I liked the idea behind that structure - I think a lot of people, not just children, will hold memories in a series of kaleidoscopic episodes that don't always fall into chronological order when remembered, and that is what happens here.
Read more ›
Comment One person found this helpful. Was this review helpful to you? Yes No Sending feedback...
Thank you for your feedback.
Sorry, we failed to record your vote. Please try again
Report abuse
Format: Hardcover Vine Customer Review of Free Product ( What's this? )
This novel's fabulous title finally tempted me to give it a go, and how I wanted to like it. Deborah Kay Davies is clearly a gifted writer, and her evocations of a small girl exploring the woods are spot on both in terms of the psychology of small girls and the geography of woodlands: 'the stream's breath smells of bright weeds, frogspawn, lichened pebbles... Circular, swirling eyes come and go on its surface... Pearl's shorts and pink sun-top all feel so stupid. She wades into the water, her sandals growing heavy, and waits for the stream to settle.' And, a little later on in Pearl's childhood: 'The sun is jabbing through the foliage like knitting needles, pointing out beautiful things. Bursts of golden light dart and pool in amongst the leaves. Her eyes are sore and swollen. Everything has a pink tinge. It's weird, and the woods start to look wrong, so she throws her voice up to the trees' heads.' As a very small child, the short vignettes from Pearl's life are fascinatingly well-observed. I'm wary of child narrators, but even I had to admit that Davies handles these snippets well, simultaneously capturing the eerie dangers and fantastic adventures promised by the woods.

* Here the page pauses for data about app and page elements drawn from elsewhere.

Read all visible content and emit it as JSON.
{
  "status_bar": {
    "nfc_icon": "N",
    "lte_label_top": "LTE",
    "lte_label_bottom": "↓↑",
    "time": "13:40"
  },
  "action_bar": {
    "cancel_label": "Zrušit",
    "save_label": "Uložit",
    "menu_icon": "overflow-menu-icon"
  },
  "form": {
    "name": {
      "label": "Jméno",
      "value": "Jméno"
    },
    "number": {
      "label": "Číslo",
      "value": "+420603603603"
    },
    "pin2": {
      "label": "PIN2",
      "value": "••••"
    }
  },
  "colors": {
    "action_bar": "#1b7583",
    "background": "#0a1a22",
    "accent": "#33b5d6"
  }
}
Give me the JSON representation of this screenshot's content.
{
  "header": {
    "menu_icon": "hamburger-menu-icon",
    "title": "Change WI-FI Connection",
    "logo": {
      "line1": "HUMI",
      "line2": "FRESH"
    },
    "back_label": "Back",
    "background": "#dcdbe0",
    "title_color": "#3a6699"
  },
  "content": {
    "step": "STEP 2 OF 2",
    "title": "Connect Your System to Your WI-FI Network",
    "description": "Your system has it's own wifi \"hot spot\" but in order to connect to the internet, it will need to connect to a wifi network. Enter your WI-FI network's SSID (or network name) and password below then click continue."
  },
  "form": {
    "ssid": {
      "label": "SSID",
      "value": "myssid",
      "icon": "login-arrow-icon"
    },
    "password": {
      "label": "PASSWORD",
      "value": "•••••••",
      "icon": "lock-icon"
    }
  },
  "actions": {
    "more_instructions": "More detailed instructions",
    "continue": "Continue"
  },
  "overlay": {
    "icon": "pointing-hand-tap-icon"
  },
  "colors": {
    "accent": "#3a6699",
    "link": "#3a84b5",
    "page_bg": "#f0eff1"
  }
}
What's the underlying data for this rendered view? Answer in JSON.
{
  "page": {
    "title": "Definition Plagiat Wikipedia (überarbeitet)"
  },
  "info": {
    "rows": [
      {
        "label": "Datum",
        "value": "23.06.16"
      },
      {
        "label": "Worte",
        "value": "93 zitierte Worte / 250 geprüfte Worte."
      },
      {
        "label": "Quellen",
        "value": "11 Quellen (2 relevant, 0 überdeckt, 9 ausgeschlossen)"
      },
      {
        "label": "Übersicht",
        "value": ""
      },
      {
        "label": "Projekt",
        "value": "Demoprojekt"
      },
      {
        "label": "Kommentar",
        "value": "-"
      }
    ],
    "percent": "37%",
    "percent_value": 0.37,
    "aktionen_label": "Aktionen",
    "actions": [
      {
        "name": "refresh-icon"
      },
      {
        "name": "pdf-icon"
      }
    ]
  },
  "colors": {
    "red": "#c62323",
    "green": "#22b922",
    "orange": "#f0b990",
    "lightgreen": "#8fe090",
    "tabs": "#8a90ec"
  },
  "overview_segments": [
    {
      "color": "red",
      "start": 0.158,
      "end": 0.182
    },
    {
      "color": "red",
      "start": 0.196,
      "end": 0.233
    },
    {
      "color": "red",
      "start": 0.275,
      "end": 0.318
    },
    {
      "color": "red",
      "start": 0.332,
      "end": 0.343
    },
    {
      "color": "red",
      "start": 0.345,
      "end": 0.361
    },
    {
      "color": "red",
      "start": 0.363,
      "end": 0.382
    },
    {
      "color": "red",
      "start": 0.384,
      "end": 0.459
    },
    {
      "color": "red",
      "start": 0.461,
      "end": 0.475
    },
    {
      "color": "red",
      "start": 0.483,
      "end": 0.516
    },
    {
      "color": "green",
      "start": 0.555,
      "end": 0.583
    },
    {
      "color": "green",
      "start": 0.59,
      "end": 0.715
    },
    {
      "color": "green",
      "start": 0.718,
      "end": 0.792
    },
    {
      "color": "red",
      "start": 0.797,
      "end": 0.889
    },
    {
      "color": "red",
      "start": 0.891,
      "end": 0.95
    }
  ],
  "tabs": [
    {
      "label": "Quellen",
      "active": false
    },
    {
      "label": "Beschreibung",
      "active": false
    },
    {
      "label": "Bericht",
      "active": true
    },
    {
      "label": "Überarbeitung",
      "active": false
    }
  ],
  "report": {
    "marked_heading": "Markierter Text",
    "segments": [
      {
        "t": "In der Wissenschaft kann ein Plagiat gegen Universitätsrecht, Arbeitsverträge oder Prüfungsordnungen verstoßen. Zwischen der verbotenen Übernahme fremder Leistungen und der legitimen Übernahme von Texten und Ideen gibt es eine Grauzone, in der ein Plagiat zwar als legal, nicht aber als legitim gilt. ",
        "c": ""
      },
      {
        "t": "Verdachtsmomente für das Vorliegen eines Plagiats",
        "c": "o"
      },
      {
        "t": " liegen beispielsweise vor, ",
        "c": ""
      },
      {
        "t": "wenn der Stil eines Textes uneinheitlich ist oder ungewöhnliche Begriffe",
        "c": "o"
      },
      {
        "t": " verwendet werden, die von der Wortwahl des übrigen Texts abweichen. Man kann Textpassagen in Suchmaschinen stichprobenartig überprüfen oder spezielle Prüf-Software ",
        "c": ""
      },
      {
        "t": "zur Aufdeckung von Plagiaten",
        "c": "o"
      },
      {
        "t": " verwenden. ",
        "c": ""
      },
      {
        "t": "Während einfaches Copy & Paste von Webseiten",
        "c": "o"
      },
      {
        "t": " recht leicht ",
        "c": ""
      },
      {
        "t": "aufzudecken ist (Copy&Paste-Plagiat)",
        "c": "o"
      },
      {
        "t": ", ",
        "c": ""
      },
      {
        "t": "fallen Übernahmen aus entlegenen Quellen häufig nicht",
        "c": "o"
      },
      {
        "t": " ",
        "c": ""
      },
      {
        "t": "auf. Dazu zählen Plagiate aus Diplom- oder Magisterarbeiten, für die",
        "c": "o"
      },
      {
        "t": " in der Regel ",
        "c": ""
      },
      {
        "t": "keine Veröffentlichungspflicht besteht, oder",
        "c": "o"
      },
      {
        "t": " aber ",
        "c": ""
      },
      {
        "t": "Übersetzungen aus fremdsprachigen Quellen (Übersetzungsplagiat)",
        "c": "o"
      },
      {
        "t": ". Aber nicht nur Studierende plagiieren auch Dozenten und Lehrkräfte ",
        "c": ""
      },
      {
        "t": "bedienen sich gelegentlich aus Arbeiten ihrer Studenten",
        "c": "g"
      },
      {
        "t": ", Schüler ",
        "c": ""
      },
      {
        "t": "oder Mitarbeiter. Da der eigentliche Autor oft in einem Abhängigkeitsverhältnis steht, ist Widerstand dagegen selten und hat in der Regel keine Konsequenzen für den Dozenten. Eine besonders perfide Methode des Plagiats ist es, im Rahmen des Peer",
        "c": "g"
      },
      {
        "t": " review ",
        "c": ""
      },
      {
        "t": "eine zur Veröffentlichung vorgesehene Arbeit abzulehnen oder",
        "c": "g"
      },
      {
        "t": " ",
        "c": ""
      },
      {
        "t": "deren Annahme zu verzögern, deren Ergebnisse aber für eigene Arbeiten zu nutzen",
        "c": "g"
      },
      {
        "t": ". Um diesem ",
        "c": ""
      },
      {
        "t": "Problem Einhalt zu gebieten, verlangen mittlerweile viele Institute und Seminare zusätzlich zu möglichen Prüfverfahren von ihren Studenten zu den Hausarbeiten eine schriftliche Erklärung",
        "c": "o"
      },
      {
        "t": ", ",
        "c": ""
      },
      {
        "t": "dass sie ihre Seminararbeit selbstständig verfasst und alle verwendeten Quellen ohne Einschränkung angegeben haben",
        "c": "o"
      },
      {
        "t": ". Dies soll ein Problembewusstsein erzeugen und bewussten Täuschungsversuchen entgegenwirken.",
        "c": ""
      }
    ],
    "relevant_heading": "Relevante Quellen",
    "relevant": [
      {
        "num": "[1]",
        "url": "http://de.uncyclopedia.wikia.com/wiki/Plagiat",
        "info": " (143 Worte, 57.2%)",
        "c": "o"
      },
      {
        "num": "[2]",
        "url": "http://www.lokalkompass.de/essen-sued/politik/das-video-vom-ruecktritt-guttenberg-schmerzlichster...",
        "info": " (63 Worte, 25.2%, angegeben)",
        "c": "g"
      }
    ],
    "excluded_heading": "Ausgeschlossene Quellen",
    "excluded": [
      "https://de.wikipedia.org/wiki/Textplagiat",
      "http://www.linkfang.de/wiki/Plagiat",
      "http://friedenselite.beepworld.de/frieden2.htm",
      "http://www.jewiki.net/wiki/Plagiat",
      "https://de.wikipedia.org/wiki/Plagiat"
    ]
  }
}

Unfortunately, Reasons She Goes To The Woods does not fulfil the promise of its opening sections. One major issue is the form of the novel. I think restrictive forms can often be very good for writers - Eleanor Catton certainly made it work in The Luminaries - but by choosing to tell Pearl's story not only in brief vignettes but vignettes that all have to be more-or-less the same length, Davies has saddled herself with an impossible task.
Read more ›
Comment 3 people found this helpful. Was this review helpful to you? Yes No Sending feedback...
Thank you for your feedback.
Sorry, we failed to record your vote. Please try again
Report abuse

Most Recent Customer Reviews

click to open popover